Each evening it became more and more difficult to leave him as I fought back the thought that I might not see him or hear his voice again. In an effort to comfort both him and myself, when I reached the door to his room to wave goodnight, I would turn and blow him a kiss. He’d reach out and catch it, mid air, squeezing his fist tightly. I told him I hoped that it would bring him some comfort in knowing how much he was loved. The next morning when I arrived, he’d hold up his hand, fist still clenched and tell me he still had his comfort kiss.
During the last few days of his precious life my father and I enjoyed sharing many of our family memories. We cried with laughter recalling the time he earnestly attempted to teach me how to fish while I came close to landing us, hook, line and sinker, in the lake. I was sitting sideways in the boat, bare feet skimming along the surface of the water, singing at the top of my lungs to the sky, to the fish and to my dad, when suddenly my line started to wiggle. Not having anticipated actually having to catch a fish, I scrambled to my feet and attempted to run to the end of the very tiny boat to the safety of my dad. This was an impossible maneuver to say the least and I was completely unaware that the boat was rocking wildly and letting in water. Miraculously, my dad calmly sat me down, chuckling and grinning from ear to ear, he reached over, grabbed my line and assisted me while I caught my very first fish. He did so making me believe I had done it all on my own. I was in my element and now I know, so was he.
As I sat there on the edge of his bed reflecting on this special memory I found myself smiling and quietly singing that same song and then noticed that I’d made him smile too. I thought he was sleeping……hmm
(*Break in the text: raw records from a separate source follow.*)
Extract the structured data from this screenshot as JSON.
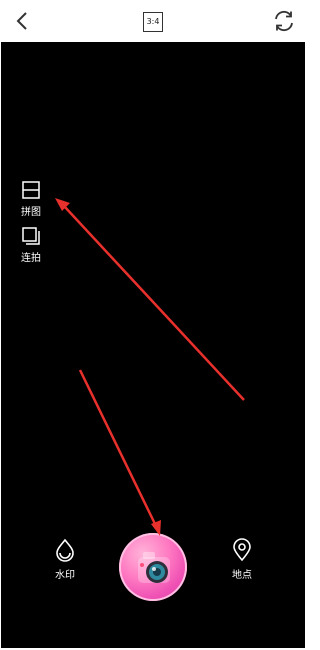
{
  "header": {
    "ratio_label": "3:4"
  },
  "side_tools": {
    "collage_label": "拼图",
    "burst_label": "连拍"
  },
  "bottom_bar": {
    "watermark_label": "水印",
    "location_label": "地点"
  },
  "icons": {
    "back": "back-arrow-icon",
    "flip": "flip-camera-icon",
    "collage": "collage-icon",
    "burst": "burst-icon",
    "watermark": "watermark-drop-icon",
    "location": "location-pin-icon",
    "shutter": "camera-shutter-icon"
  },
  "colors": {
    "viewfinder": "#000000",
    "annotation_arrow": "#e8302c",
    "shutter_pink": "#ee4fb3"
  }
}
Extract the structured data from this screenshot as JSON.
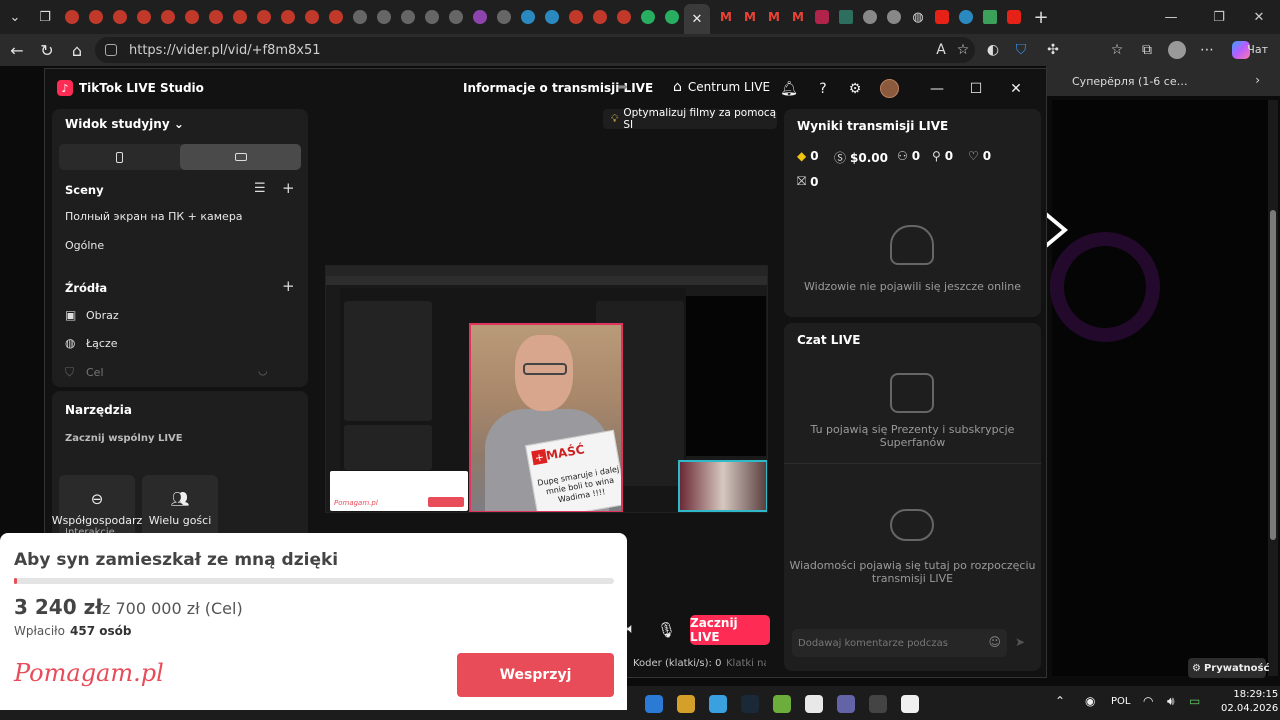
{
  "browser": {
    "url": "https://vider.pl/vid/+f8m8x51",
    "chat_label": "Чат",
    "bookmark_label": "Суперёрля (1-6 се…",
    "privacy_label": "Prywatność",
    "tab_favicon_colors": [
      "#c0392b",
      "#c0392b",
      "#c0392b",
      "#c0392b",
      "#c0392b",
      "#c0392b",
      "#c0392b",
      "#c0392b",
      "#c0392b",
      "#c0392b",
      "#c0392b",
      "#c0392b",
      "#666666",
      "#666666",
      "#666666",
      "#666666",
      "#666666",
      "#8e44ad",
      "#666666",
      "#2a8ac0",
      "#2a8ac0",
      "#c0392b",
      "#c0392b",
      "#c0392b",
      "#27ae60",
      "#27ae60"
    ]
  },
  "studio": {
    "app_name": "TikTok LIVE Studio",
    "header_title": "Informacje o transmisji LIVE",
    "centrum_label": "Centrum LIVE",
    "view_label": "Widok studyjny",
    "scenes_header": "Sceny",
    "scenes": [
      "Полный экран на ПК + камера",
      "Ogólne"
    ],
    "sources_header": "Źródła",
    "sources": [
      "Obraz",
      "Łącze",
      "Cel"
    ],
    "tools_header": "Narzędzia",
    "tools_sub": "Zacznij wspólny LIVE",
    "tool_cohost": "Współgospodarz",
    "tool_multi": "Wielu gości",
    "interactions_label": "Interakcje",
    "tip": "Optymalizuj filmy za pomocą SI",
    "start_btn": "Zacznij LIVE",
    "encoder": "Koder (klatki/s):  0",
    "frames": "Klatki na",
    "results_header": "Wyniki transmisji LIVE",
    "stats": {
      "diamonds": "0",
      "money": "$0.00",
      "viewers": "0",
      "new_followers": "0",
      "likes": "0",
      "gifts": "0"
    },
    "viewers_empty": "Widzowie nie pojawili się jeszcze online",
    "chat_header": "Czat LIVE",
    "gifts_empty": "Tu pojawią się Prezenty i subskrypcje Superfanów",
    "messages_empty": "Wiadomości pojawią się tutaj po rozpoczęciu transmisji LIVE",
    "comment_placeholder": "Dodawaj komentarze podczas"
  },
  "preview": {
    "sign_head": "MAŚĆ",
    "sign_text": "Dupę smaruje i dalej mnie boli to wina Wadima !!!!"
  },
  "pomagam": {
    "title": "Aby syn zamieszkał ze mną dzięki",
    "raised": "3 240 zł",
    "goal": "z 700 000 zł (Cel)",
    "progress_fraction": 0.0046,
    "donors_label": "Wpłaciło",
    "donors_count": "457 osób",
    "logo": "Pomagam.pl",
    "button": "Wesprzyj"
  },
  "taskbar": {
    "lang": "POL",
    "time": "18:29:15",
    "date": "02.04.2026",
    "icon_colors": [
      "#2a7ad6",
      "#d4a02a",
      "#3aa0e0",
      "#1b2838",
      "#6cae3c",
      "#e8e8e8",
      "#6264a7",
      "#444444",
      "#f0f0f0"
    ]
  }
}
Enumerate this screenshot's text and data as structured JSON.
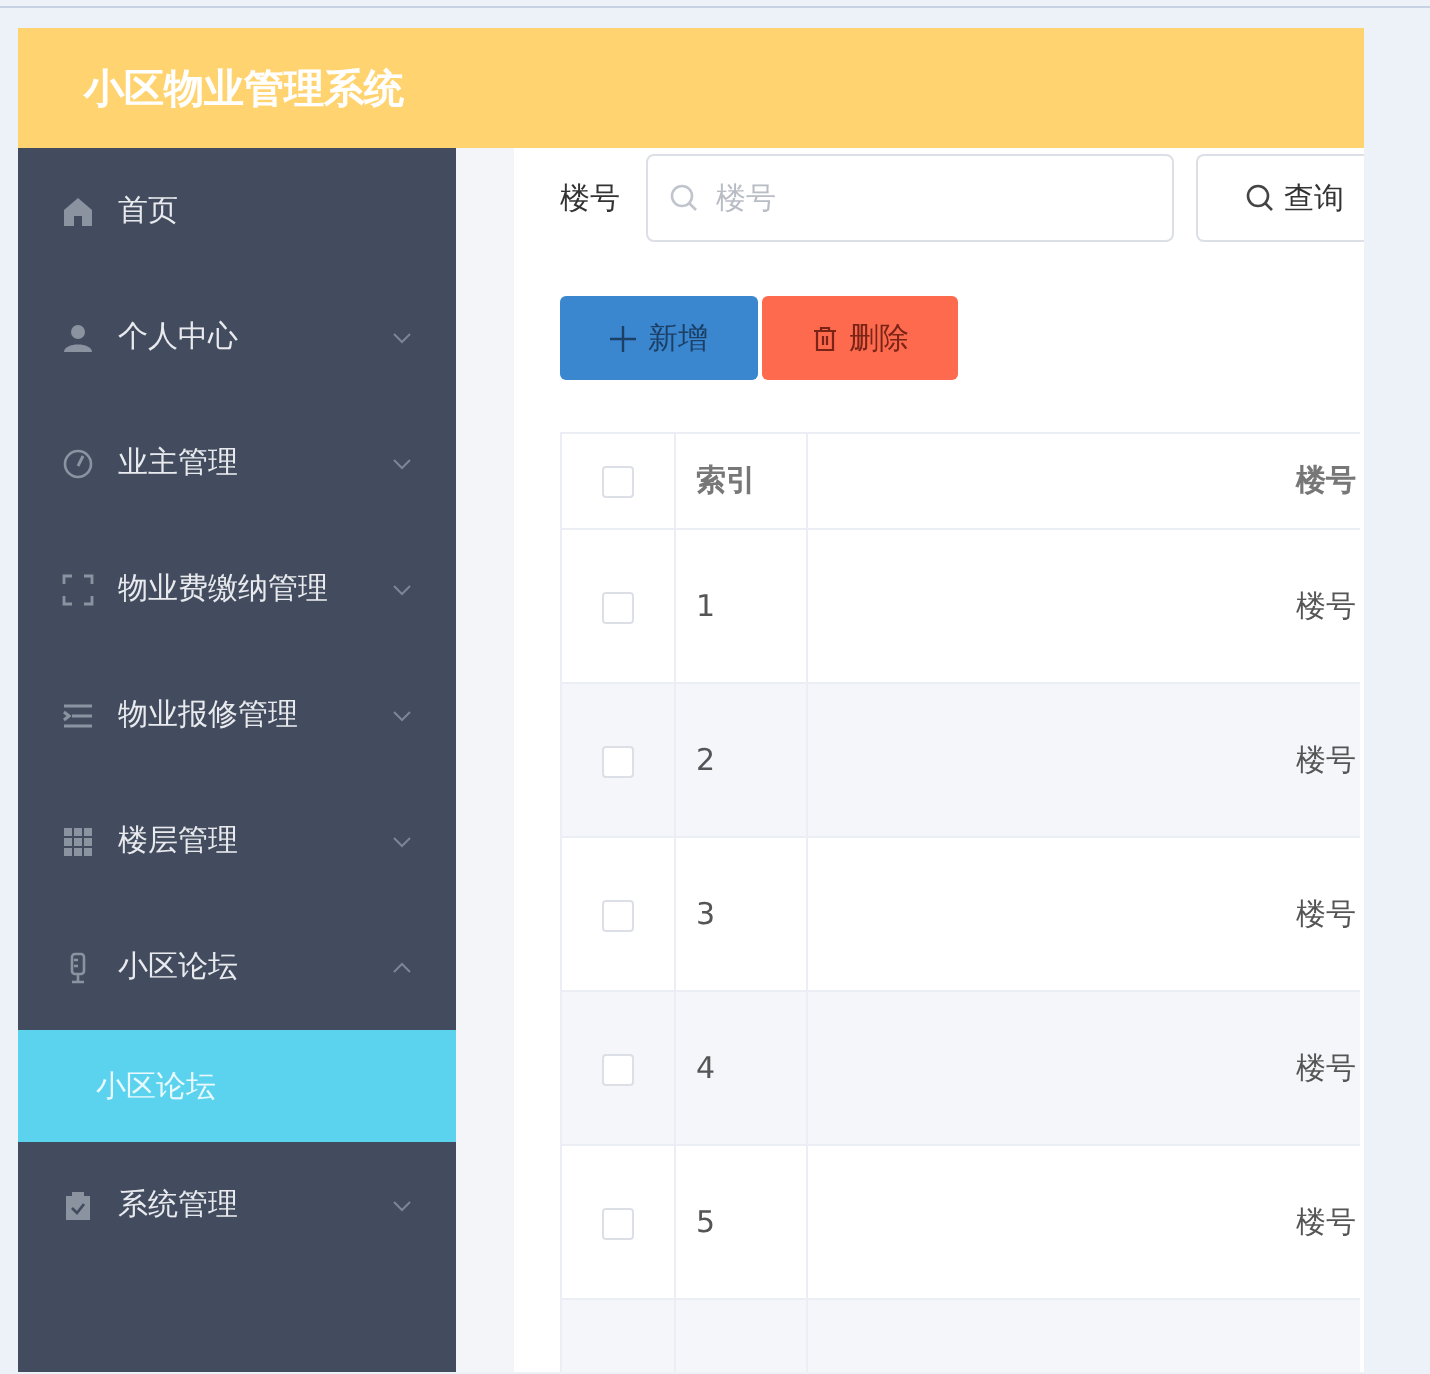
{
  "header": {
    "title": "小区物业管理系统"
  },
  "sidebar": {
    "items": [
      {
        "label": "首页",
        "kind": "link"
      },
      {
        "label": "个人中心",
        "kind": "submenu",
        "expanded": false
      },
      {
        "label": "业主管理",
        "kind": "submenu",
        "expanded": false
      },
      {
        "label": "物业费缴纳管理",
        "kind": "submenu",
        "expanded": false
      },
      {
        "label": "物业报修管理",
        "kind": "submenu",
        "expanded": false
      },
      {
        "label": "楼层管理",
        "kind": "submenu",
        "expanded": false
      },
      {
        "label": "小区论坛",
        "kind": "submenu",
        "expanded": true,
        "children": [
          {
            "label": "小区论坛",
            "selected": true
          }
        ]
      },
      {
        "label": "系统管理",
        "kind": "submenu",
        "expanded": false
      }
    ]
  },
  "search": {
    "label": "楼号",
    "placeholder": "楼号",
    "button": "查询"
  },
  "actions": [
    {
      "label": "新增",
      "kind": "add"
    },
    {
      "label": "删除",
      "kind": "delete"
    }
  ],
  "table": {
    "all_checked": false,
    "columns": [
      "索引",
      "楼号"
    ],
    "rows": [
      {
        "index": "1",
        "building": "楼号",
        "checked": false
      },
      {
        "index": "2",
        "building": "楼号",
        "checked": false
      },
      {
        "index": "3",
        "building": "楼号",
        "checked": false
      },
      {
        "index": "4",
        "building": "楼号",
        "checked": false
      },
      {
        "index": "5",
        "building": "楼号",
        "checked": false
      }
    ]
  }
}
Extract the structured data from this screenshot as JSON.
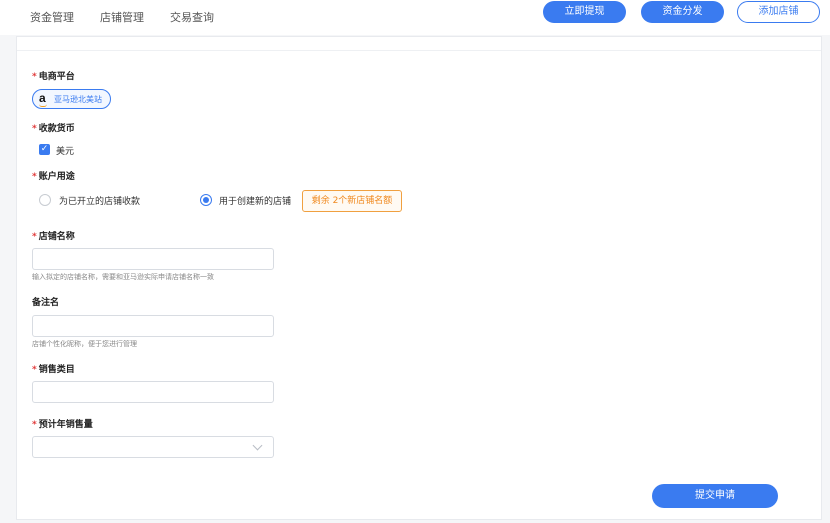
{
  "nav": {
    "items": [
      "资金管理",
      "店铺管理",
      "交易查询"
    ]
  },
  "actions": {
    "withdraw": "立即提现",
    "distribute": "资金分发",
    "add_store": "添加店铺"
  },
  "form": {
    "platform": {
      "label": "电商平台",
      "selected": "亚马逊北美站",
      "icon": "amazon-logo-icon"
    },
    "currency": {
      "label": "收款货币",
      "option": "美元",
      "checked": true
    },
    "purpose": {
      "label": "账户用途",
      "options": [
        "为已开立的店铺收款",
        "用于创建新的店铺"
      ],
      "selected_index": 1,
      "quota_badge": "剩余 2个新店铺名额"
    },
    "store_name": {
      "label": "店铺名称",
      "value": "",
      "hint": "输入拟定的店铺名称，需要和亚马逊实际申请店铺名称一致"
    },
    "remark": {
      "label": "备注名",
      "value": "",
      "hint": "店铺个性化昵称，便于您进行管理"
    },
    "category": {
      "label": "销售类目",
      "value": ""
    },
    "annual_sales": {
      "label": "预计年销售量",
      "value": ""
    },
    "submit_label": "提交申请"
  },
  "colors": {
    "primary": "#3a7bf0",
    "required": "#e03a3a",
    "quota": "#f08a20"
  }
}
I’d watch while he slept and think how lucky I have been to have had such an incredible dad. He never raised his voice or his hand to me. In fact I have no memory of ever seeing him angry.
One evening as I was leaving, I blew him a kiss. He quickly grasped the air with his hand and clenched his fist as usual. Then he said: “Before you go there is something I’d like to give you.” I walked over to the side of his bed. He took both my hands, looked deeply into my eyes and said: “I’ll never forget these days with you. Thank you dear.” Then he very softly planted a kiss in the palm of my hand and gently pressed my fingers around it.
He didn’t need to tell me to use it wisely, or to use it when I needed it most. He didn’t need to tell me it would stay with me forever, as long as I live. He didn’t need to tell me it was my comfort kiss. The magic of his dancing, green eyes said it all.
My father passed away the following evening. He’d eaten a little of his breakfast. Mostly just some toast dunked in his coffee. Just before he took his last breath I opened the palm of his hand and gave him two kisses. I told him to be sure to give one to mom when he saw her again. His passing was like a soft sigh from a moment where time stood still.
I remember him today with gratitude, honor, pride, and love. I will never forget those final weeks, hours and days with him. As long as I live I will know that I carry my comfort kiss in the palm of my hand to use when I need to,
and I do need to,
every Father’s Day.
Love you always and forever Dad.
Big Fish as promised: http://www.youtube.com/watch?v=-d-kjzBmz6I
For your listening pleasure: http://www.youtube.com/watch?v=ilhe97g0mdU